Except for images, print the whole listing verbatim.

(AVAILABLE DATA Opens)

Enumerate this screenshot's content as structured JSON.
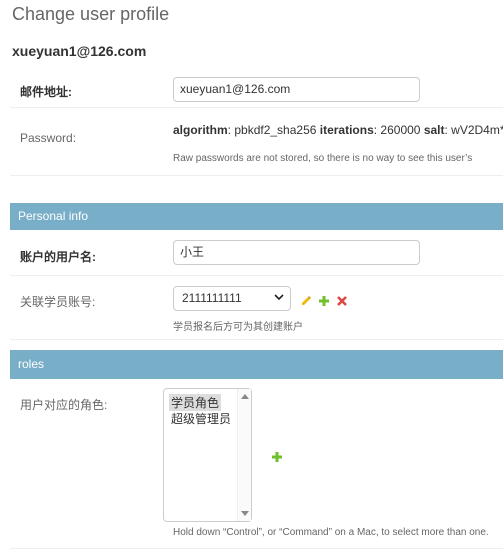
{
  "header": {
    "title": "Change user profile",
    "object": "xueyuan1@126.com"
  },
  "fields": {
    "email": {
      "label": "邮件地址:",
      "value": "xueyuan1@126.com"
    },
    "password": {
      "label": "Password:",
      "hash_algorithm_key": "algorithm",
      "hash_algorithm_val": ": pbkdf2_sha256 ",
      "hash_iterations_key": "iterations",
      "hash_iterations_val": ": 260000 ",
      "hash_salt_key": "salt",
      "hash_salt_val": ": wV2D4m*",
      "help": "Raw passwords are not stored, so there is no way to see this user’s"
    }
  },
  "personal": {
    "header": "Personal info",
    "username": {
      "label": "账户的用户名:",
      "value": "小王"
    },
    "student": {
      "label": "关联学员账号:",
      "selected": "2111111111",
      "help": "学员报名后方可为其创建账户"
    }
  },
  "roles": {
    "header": "roles",
    "label": "用户对应的角色:",
    "options": [
      "学员角色",
      "超级管理员"
    ],
    "selected_index": 0,
    "help": "Hold down “Control”, or “Command” on a Mac, to select more than one."
  },
  "colors": {
    "module_header": "#79aec8",
    "add_icon": "#70bf2b",
    "change_icon": "#efb80b",
    "delete_icon": "#dd4646"
  }
}
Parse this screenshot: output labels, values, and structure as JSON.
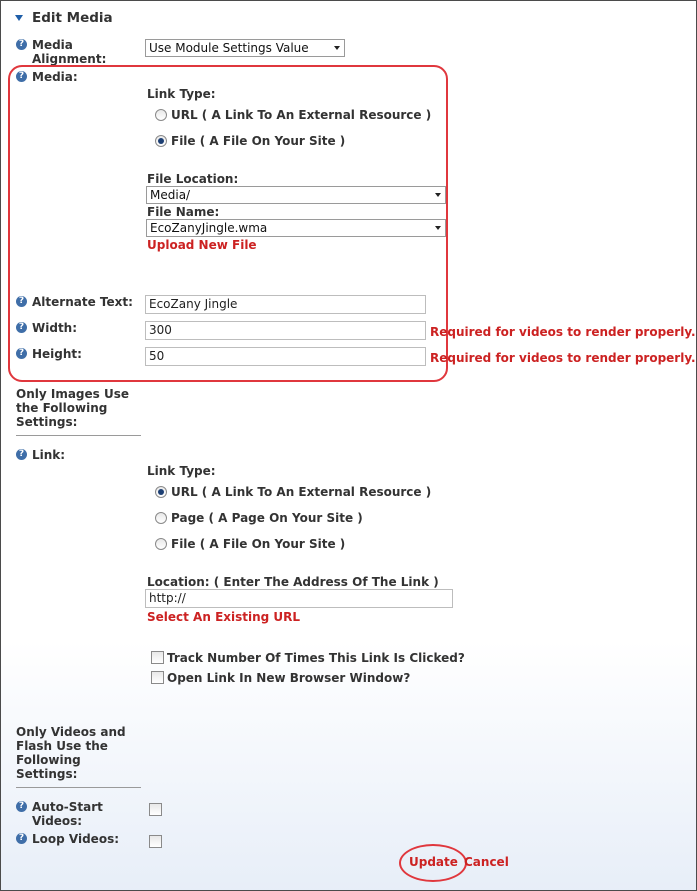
{
  "header": {
    "title": "Edit Media"
  },
  "media_alignment": {
    "label": "Media Alignment:",
    "selected": "Use Module Settings Value"
  },
  "media": {
    "label": "Media:",
    "link_type_label": "Link Type:",
    "options": [
      {
        "label": "URL ( A Link To An External Resource )",
        "selected": false
      },
      {
        "label": "File ( A File On Your Site )",
        "selected": true
      }
    ],
    "file_location_label": "File Location:",
    "file_location_value": "Media/",
    "file_name_label": "File Name:",
    "file_name_value": "EcoZanyJingle.wma",
    "upload_link": "Upload New File"
  },
  "alternate_text": {
    "label": "Alternate Text:",
    "value": "EcoZany Jingle"
  },
  "width": {
    "label": "Width:",
    "value": "300",
    "note": "Required for videos to render properly."
  },
  "height": {
    "label": "Height:",
    "value": "50",
    "note": "Required for videos to render properly."
  },
  "images_section": {
    "title_lines": [
      "Only Images Use",
      "the Following",
      "Settings:"
    ]
  },
  "link": {
    "label": "Link:",
    "link_type_label": "Link Type:",
    "options": [
      {
        "label": "URL ( A Link To An External Resource )",
        "selected": true
      },
      {
        "label": "Page ( A Page On Your Site )",
        "selected": false
      },
      {
        "label": "File ( A File On Your Site )",
        "selected": false
      }
    ],
    "location_label": "Location: ( Enter The Address Of The Link )",
    "location_value": "http://",
    "select_existing": "Select An Existing URL",
    "track_label": "Track Number Of Times This Link Is Clicked?",
    "new_window_label": "Open Link In New Browser Window?"
  },
  "videos_section": {
    "title_lines": [
      "Only Videos and",
      "Flash Use the",
      "Following",
      "Settings:"
    ]
  },
  "auto_start": {
    "label_lines": [
      "Auto-Start",
      "Videos:"
    ]
  },
  "loop": {
    "label": "Loop Videos:"
  },
  "actions": {
    "update": "Update",
    "cancel": "Cancel"
  },
  "icons": {
    "help": "?",
    "help_icon": "help-question-icon"
  },
  "colors": {
    "highlight_ring": "#e0373d",
    "link_red": "#cc2222",
    "help_blue": "#3f6ea8"
  }
}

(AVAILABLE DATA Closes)

- _EXERCISE ANSWER_:
Enumerate this screenshot's content as structured JSON.
{
  "header": {
    "title": "Change user profile",
    "object": "xueyuan1@126.com"
  },
  "fields": {
    "email": {
      "label": "邮件地址:",
      "value": "xueyuan1@126.com"
    },
    "password": {
      "label": "Password:",
      "hash_algorithm_key": "algorithm",
      "hash_algorithm_val": ": pbkdf2_sha256 ",
      "hash_iterations_key": "iterations",
      "hash_iterations_val": ": 260000 ",
      "hash_salt_key": "salt",
      "hash_salt_val": ": wV2D4m*",
      "help": "Raw passwords are not stored, so there is no way to see this user’s"
    }
  },
  "personal": {
    "header": "Personal info",
    "username": {
      "label": "账户的用户名:",
      "value": "小王"
    },
    "student": {
      "label": "关联学员账号:",
      "selected": "2111111111",
      "help": "学员报名后方可为其创建账户"
    }
  },
  "roles": {
    "header": "roles",
    "label": "用户对应的角色:",
    "options": [
      "学员角色",
      "超级管理员"
    ],
    "selected_index": 0,
    "help": "Hold down “Control”, or “Command” on a Mac, to select more than one."
  },
  "colors": {
    "module_header": "#79aec8",
    "add_icon": "#70bf2b",
    "change_icon": "#efb80b",
    "delete_icon": "#dd4646"
  }
}
Parse this screenshot: output labels, values, and structure as JSON.
{
  "header": {
    "title": "Edit Media"
  },
  "media_alignment": {
    "label": "Media Alignment:",
    "selected": "Use Module Settings Value"
  },
  "media": {
    "label": "Media:",
    "link_type_label": "Link Type:",
    "options": [
      {
        "label": "URL ( A Link To An External Resource )",
        "selected": false
      },
      {
        "label": "File ( A File On Your Site )",
        "selected": true
      }
    ],
    "file_location_label": "File Location:",
    "file_location_value": "Media/",
    "file_name_label": "File Name:",
    "file_name_value": "EcoZanyJingle.wma",
    "upload_link": "Upload New File"
  },
  "alternate_text": {
    "label": "Alternate Text:",
    "value": "EcoZany Jingle"
  },
  "width": {
    "label": "Width:",
    "value": "300",
    "note": "Required for videos to render properly."
  },
  "height": {
    "label": "Height:",
    "value": "50",
    "note": "Required for videos to render properly."
  },
  "images_section": {
    "title_lines": [
      "Only Images Use",
      "the Following",
      "Settings:"
    ]
  },
  "link": {
    "label": "Link:",
    "link_type_label": "Link Type:",
    "options": [
      {
        "label": "URL ( A Link To An External Resource )",
        "selected": true
      },
      {
        "label": "Page ( A Page On Your Site )",
        "selected": false
      },
      {
        "label": "File ( A File On Your Site )",
        "selected": false
      }
    ],
    "location_label": "Location: ( Enter The Address Of The Link )",
    "location_value": "http://",
    "select_existing": "Select An Existing URL",
    "track_label": "Track Number Of Times This Link Is Clicked?",
    "new_window_label": "Open Link In New Browser Window?"
  },
  "videos_section": {
    "title_lines": [
      "Only Videos and",
      "Flash Use the",
      "Following",
      "Settings:"
    ]
  },
  "auto_start": {
    "label_lines": [
      "Auto-Start",
      "Videos:"
    ]
  },
  "loop": {
    "label": "Loop Videos:"
  },
  "actions": {
    "update": "Update",
    "cancel": "Cancel"
  },
  "icons": {
    "help": "?",
    "help_icon": "help-question-icon"
  },
  "colors": {
    "highlight_ring": "#e0373d",
    "link_red": "#cc2222",
    "help_blue": "#3f6ea8"
  }
}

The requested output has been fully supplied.